  • other actions that show they targeted the victim due to their protected characteristic. 

When a criminal offense is raised to hate crime status, it may result in enhanced penalties. Under the Georgia Hate Crimes Act, if a person is convicted of a crime and it is proven beyond a reasonable doubt that they intentionally targeted the victim based on a protected characteristic, the following enhancements apply: 

  • For misdemeanors, a person can face an additional 12 months of imprisonment and/or a fine up to $5,000. 

  • For felonies, a person can face an additional two years of imprisonment and/or a fine up to $5,000. 

Defenses Against Assault or Battery Charges 
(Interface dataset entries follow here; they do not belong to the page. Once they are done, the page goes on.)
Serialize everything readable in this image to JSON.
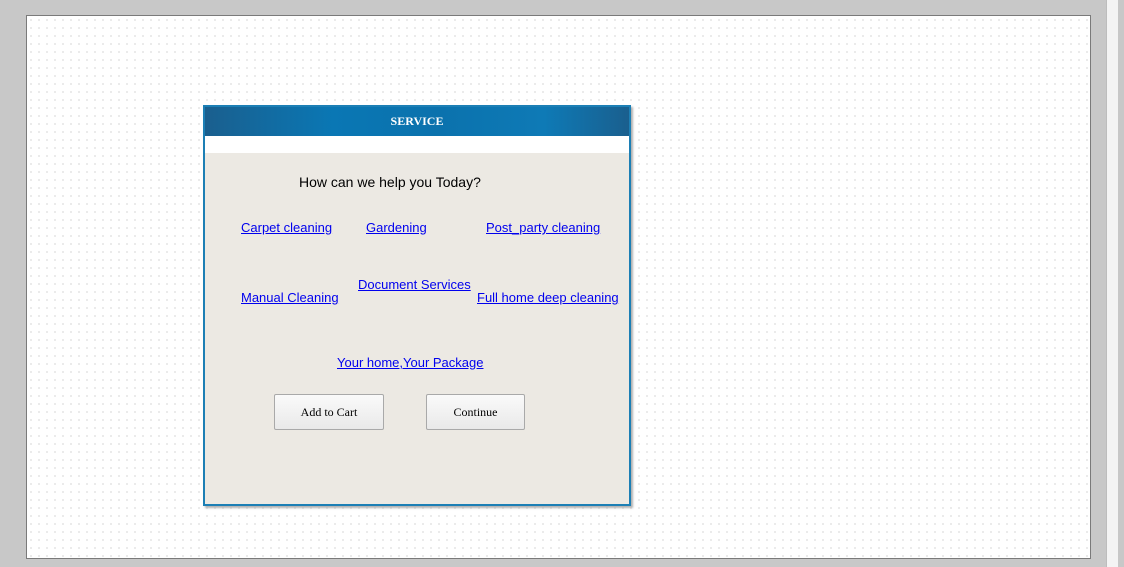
{
  "panel": {
    "title": "SERVICE",
    "prompt": "How can we help you Today?"
  },
  "services": {
    "carpet_cleaning": "Carpet cleaning",
    "gardening": "Gardening",
    "post_party_cleaning": "Post_party cleaning",
    "manual_cleaning": "Manual Cleaning",
    "document_services": "Document Services",
    "full_home_deep_cleaning": "Full home deep cleaning",
    "your_home_package": "Your home,Your Package"
  },
  "buttons": {
    "add_to_cart": "Add to Cart",
    "continue": "Continue"
  },
  "colors": {
    "header_blue": "#0a77b4",
    "panel_border": "#1c7fb5",
    "panel_bg": "#ece9e3",
    "link": "#0000ee"
  }
}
One potential defense to assault or battery charges is self-defense. If you reasonably believed that you were in danger of physical harm and used force to defend yourself, you may be able to argue that you were acting in self-defense. However, there are strict requirements for proving self-defense in Georgia, and it is essential to work with an experienced criminal defense attorney who can evaluate the facts of your case and build a strong legal defense. 

Other possible defenses include:  

  • Defense of others. Like self-defense, a person may use force to protect someone else from imminent harm. The defender must have a reasonable belief that the person they are protecting is in immediate danger, and the force used must be proportional to the threat.  

  • Defense of property. In Georgia, a person may use force to protect their property from theft or damage. However, the use of deadly force is generally not allowed unless it is in self-defense or defense of others. 

  • Consent. If the alleged victim consented to the physical contact, it might be a defense to assault and battery charges. However, consent may not be a valid defense if the conduct was illegal, such as in a case of an organized fight or if the victim was incapable of giving consent. 

  • Alibi. Providing evidence that the defendant was not at the scene of the crime when it occurred can be a strong defense against assault and battery charges. 

  • Lack of intent. Since assault and battery require intent, demonstrating that the defendant did not intend to cause harm or fear can be a defense. This may include showing that the contact was accidental or that the defendant was mistaken in their actions. 

Get Legal Help  

If you are facing assault or battery charges in Georgia, it is important to take these charges seriously and work with a qualified criminal defense lawyer who can help you understand the charges against you and the potential penalties. A criminal defense attorney can help you build a strong legal defense, negotiate with prosecutors, and protect your rights in court.  

Balbo & Gregg, Attorneys at Law, PC is backed by over 40 years of collective legal experience. If you or a loved one have been charged with assault and/or battery, you can trust our attorneys to help you develop a personalized strategy for your defense. Don't wait until it's too late – reach out to our trusted criminal defense attorneys today to start building your defense strategy. Call (866) 580-3089.